Asymptomatic CPPD – The asymptomatic form is devoid of any symptoms and needs no treatment.

What causes CPPD?

The exact reason for crystal deposition in the cartilage is not known. However, it is believed that ageing is the most important risk factor for CPPD arthritis.

Other factors that show a strong association with this condition include joint trauma or sepsis, or procedures such as joint lavage, can cause shedding of calcium crystals into the joint.

Genetic factors are also held responsible for the development of CPPD in a few cases. Once the crystals reach the joint space, a cascade of inflammatory reactions is initiated; which ultimately cause the painful symptoms.
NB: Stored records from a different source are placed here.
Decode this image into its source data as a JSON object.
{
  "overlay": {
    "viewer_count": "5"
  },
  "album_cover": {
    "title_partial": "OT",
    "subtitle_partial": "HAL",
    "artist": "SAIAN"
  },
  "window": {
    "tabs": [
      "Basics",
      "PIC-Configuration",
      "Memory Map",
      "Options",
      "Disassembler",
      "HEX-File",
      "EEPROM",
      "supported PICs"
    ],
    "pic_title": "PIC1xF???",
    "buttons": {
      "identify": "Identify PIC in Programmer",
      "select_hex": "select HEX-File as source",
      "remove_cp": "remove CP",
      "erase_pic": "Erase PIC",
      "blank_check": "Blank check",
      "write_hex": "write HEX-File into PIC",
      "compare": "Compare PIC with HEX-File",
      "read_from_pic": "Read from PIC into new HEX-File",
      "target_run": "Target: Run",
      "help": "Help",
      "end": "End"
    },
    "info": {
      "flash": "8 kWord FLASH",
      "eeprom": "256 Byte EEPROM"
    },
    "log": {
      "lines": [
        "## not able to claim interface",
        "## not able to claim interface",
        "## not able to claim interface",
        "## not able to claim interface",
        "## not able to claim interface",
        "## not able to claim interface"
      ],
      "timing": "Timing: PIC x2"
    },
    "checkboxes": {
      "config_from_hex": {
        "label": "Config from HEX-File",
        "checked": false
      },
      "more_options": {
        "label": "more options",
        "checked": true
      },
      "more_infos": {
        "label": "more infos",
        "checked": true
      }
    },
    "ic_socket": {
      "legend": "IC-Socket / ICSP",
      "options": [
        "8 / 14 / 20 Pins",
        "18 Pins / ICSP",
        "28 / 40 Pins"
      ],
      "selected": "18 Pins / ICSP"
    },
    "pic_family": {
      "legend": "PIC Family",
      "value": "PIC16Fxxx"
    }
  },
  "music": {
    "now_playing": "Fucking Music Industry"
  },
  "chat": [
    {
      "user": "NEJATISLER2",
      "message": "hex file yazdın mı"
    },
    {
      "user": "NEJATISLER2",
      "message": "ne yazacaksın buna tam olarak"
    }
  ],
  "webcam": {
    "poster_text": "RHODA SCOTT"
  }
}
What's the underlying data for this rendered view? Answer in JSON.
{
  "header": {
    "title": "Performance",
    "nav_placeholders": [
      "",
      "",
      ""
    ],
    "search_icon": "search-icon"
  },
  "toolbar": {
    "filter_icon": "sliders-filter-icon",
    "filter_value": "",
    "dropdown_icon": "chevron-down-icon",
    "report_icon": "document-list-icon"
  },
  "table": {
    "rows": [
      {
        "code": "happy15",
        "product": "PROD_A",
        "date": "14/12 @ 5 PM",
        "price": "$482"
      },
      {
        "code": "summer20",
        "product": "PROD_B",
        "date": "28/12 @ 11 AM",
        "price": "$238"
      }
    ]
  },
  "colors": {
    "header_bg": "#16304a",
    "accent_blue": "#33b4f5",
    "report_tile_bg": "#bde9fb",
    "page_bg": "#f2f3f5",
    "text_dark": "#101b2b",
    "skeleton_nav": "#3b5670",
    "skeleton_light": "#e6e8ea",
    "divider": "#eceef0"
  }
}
Recent research has shown that CPPD disease is associated with various metabolic disorders such as hemochromatosis and hyperparathyroidism.

What are the signs and symptoms of CPPD?

In acute cases the symptoms include painful joints which may also feel hot and stiff. Fever generally accompanies such acute attacks.

The chronic form of CPPD disease shows a chronic rheumatoid arthritis-like progression. This form may involve several joints, mostly in a symmetric pattern. There is less intense inflammation and pain as compared to an acute attack. Morning stiffness and fatigue are some other characteristic features of the chronic form. The condition causes degenerative changes and ultimately leads to joint deformity.

How is CPPD  diagnosed?

The close resemblance of CPPD disease to other forms of joint diseases makes the process of differential diagnosis a challenging task. Clues are offered by the presence of features such as:

  • Acute inflammation of one or a few joints (pseudogout)
  • Chronic joint inflammation in joints characteristically involved in rheumatoid arthritis (pseudo-rheumatoid arthritis)
  • Chronic pain in joints typically uninvolved in osteoarthritis (pseudo osteoarthritis)

Normal uric acid levels are typical. Calcium and phosphorus levels are typically normal as well, as are parathyroid hormone and magnesium levels.

Identification of CPPD crystals is the key to definitive diagnosis.

Synovial fluid analysis and imaging techniques such as X-rays are commonly used for diagnosis. In synovial fluid analysis by polarizing microscopy, CPPD crystals are seen as rhomboidal or rod-shaped with a slight birefringent structure. Calcification of the hyaline cartilage can be observed in X-ray analysis.

How is CPPD treated?

The treatment strategy for CPPD disease primarily focuses on relieving symptoms and improving joint function. Pain management is done by using medications that relieve inflammation, such as nonsteroidal anti-inflammatory drugs (NSAIDS) and colchicine. Intra-articular corticosteroid injections are used in severe cases.

Self-care also forms an important part of disease management. The use of cold packs can help reduce inflammation. In addition, resting painful joints is also important to relieve symptoms.
Even though the disease affects a good number of patients, CPPD disease is often neglected by the medical fraternity. The use of a definite diagnostic strategy and the discovery of effective therapies could definitely be game-changers for victims of this disease.

Further Reading

Last Updated: Apr 12, 2019

Citations

Please use one of the following formats to cite this article in your essay, paper or report:

  • APA

    NM, Ratan. (2019, April 12). Calcium Pyrophosphate Deposition and Joint Problems. News-Medical. Retrieved on October 17, 2019 from https://www.news-medical.net/health/Calcium-Pyrophosphate-Deposition-and-Joint-Problems.aspx.

  • MLA

    NM, Ratan. "Calcium Pyrophosphate Deposition and Joint Problems". News-Medical. 17 October 2019. <https://www.news-medical.net/health/Calcium-Pyrophosphate-Deposition-and-Joint-Problems.aspx>.

  • Chicago

    NM, Ratan. "Calcium Pyrophosphate Deposition and Joint Problems". News-Medical. https://www.news-medical.net/health/Calcium-Pyrophosphate-Deposition-and-Joint-Problems.aspx. (accessed October 17, 2019).

  • Harvard

    NM, Ratan. 2019. Calcium Pyrophosphate Deposition and Joint Problems. News-Medical, viewed 17 October 2019, https://www.news-medical.net/health/Calcium-Pyrophosphate-Deposition-and-Joint-Problems.aspx.

Comments

The opinions expressed here are the views of the writer and do not necessarily reflect the views and opinions of News-Medical.Net.
Post a new comment
Post